Parliament adjourned prematurely Thursday after MPs disagreed on a proposal to waive the committee stage for consideration of Bills proposing amendments to two electoral laws.
The two Bills-Political Parties (Amendment) Bill and Elections (Amendment) Bill relate to the next General Election.
The government had proposed fast tracking of important Bills with political connotations by reducing the period required to process them.
MPs questioned the hurry. In particular, MPs opposed a proposal by the Deputy Leader of Government Business Amos Kimunya to waive the committee stage where the Bills can be scrutinised by the public.
The practice is that Bills are referred to relevant departmental parliamentary committees for scrutiny. It is at this stage that stakeholders have a chance for input before they are taken back to Parliament for the Third and final stage.
Chepalungu MP Isaac Ruto and nominated MP Rachael Shebesh said the move was suspicious.
“I smell a rat,” said Mr Ruto, cautioning against rushing Bills through the legislative process without providing a chance for proper scrutiny by members of the public.
The MP said the government should spare some of the Bills that are not urgent for the next Parliament for proper handling rather than rushing them.
“This will be a serious disservice to Kenyans where the government wants to bring in many Bills when no one is watching,” he said.
He spoke amid concern about the poor turnout in the House this week. Twice, the House has suffered lack of quorum as only a handful of MPs have attended sittings.
The House, however, reduced the publication period of the Election Campaign Financing Bill which deals with monitoring and regulation of campaign financing. The Bill deals with campaign expenses and provides for a candidate, a political party and a referendum committee to disclose the amount and source of contributions received for campaign.
MPs agreed to have the publication period reduced from 14 to 13 days.
The Bill requires each political party to submit its campaign expenditure rules to the Independent Electoral and Boundaries Commission and provides for the establishment of expenditure committees to regulate spending during campaigns.
Under the Bill, the electoral commission is required to set the spending limits for campaigns, at least three months before an election.
Opposing the proposed waiver of the departmental committee scrutiny stage of the Elections and Political Parties Amendment Bills proposed by Gem MP and government Chief Whip Jakoyo Midiwo (ODM), Mr Ruto said passing the Bills in a hurry might negate gains made in political reforms.

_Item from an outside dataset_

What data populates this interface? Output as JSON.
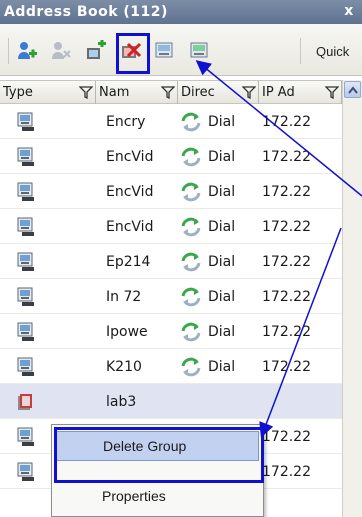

The afternoon session ended prematurely, two hours before the official time of the House to rise.
Mr Midiwo amendment to the Elections Act to remove a restriction of nomination of candidates by only registered members of a political party is awaiting consideration in Parliament.
He proposes that candidates-both nominated by parties and independent be allowed to get nomination from any other Kenyan a part from the registered members as currently stipulated in the Elections Act.
Section 29 of Cap 24 of the Act states that persons who nominate a presidential, parliamentary, county governor and County Assembly candidate shall be registered members of the candidate’s political party. Part 2 of the same requires the same for independent candidates.
Also proposed is to have young people who have turned 18 and holding a provisional identity card-also known as waiting card to be allowed to register to vote using the waiting card.
The aim is to allow millions of young people who have applied but are yet to be issued with IDs to exercise their voting right.
The MP argues that the waiting card should be held as evidence for having registered for an identification card.
Also proposed is an amendment to the Political Parties Act to reinstate the Selection Committee for purposes of appointing the Registrar of Political Parties and assistant Registrars.
Mr Midiwo proposes to remove the Public Service Commission from handling the process. The amendment Bill seeks to insert a new section of the Political Parties Act, 2011 reinstating the provisions of the former Section 35 which existed prior to its deletion under the Statute Law (Miscellaneous Amendment) Act, 2012.
The Election Campaign Financing Bill drafted by the Minister for Justice, National Cohesion and Constitutional Affairs is in line with Article 88 (4) of the Constitution and Section 4 (1) of the Independent Electoral and Boundaries Commission Act, 2011.
It provides for the regulation, management, expenditure and accountability of election campaign funds during election and referendum campaigns.
The Bill sets out the functions and powers of the IEBC in regulation and administration of campaign financing.
It provides for the commission to keep a register of campaign expenditure committees, supervise candidates, political parties and referendum committees in relation to campaign expenses.
The commission shall also set spending limits and enforce compliance with the limits, monitor and regulate campaign expenses and receive expenditure reports from candidates, political parties and referendum committees.
Under the Bill, IEBC has been given powers to investigate or examine matters relating to campaign expenses under the Act.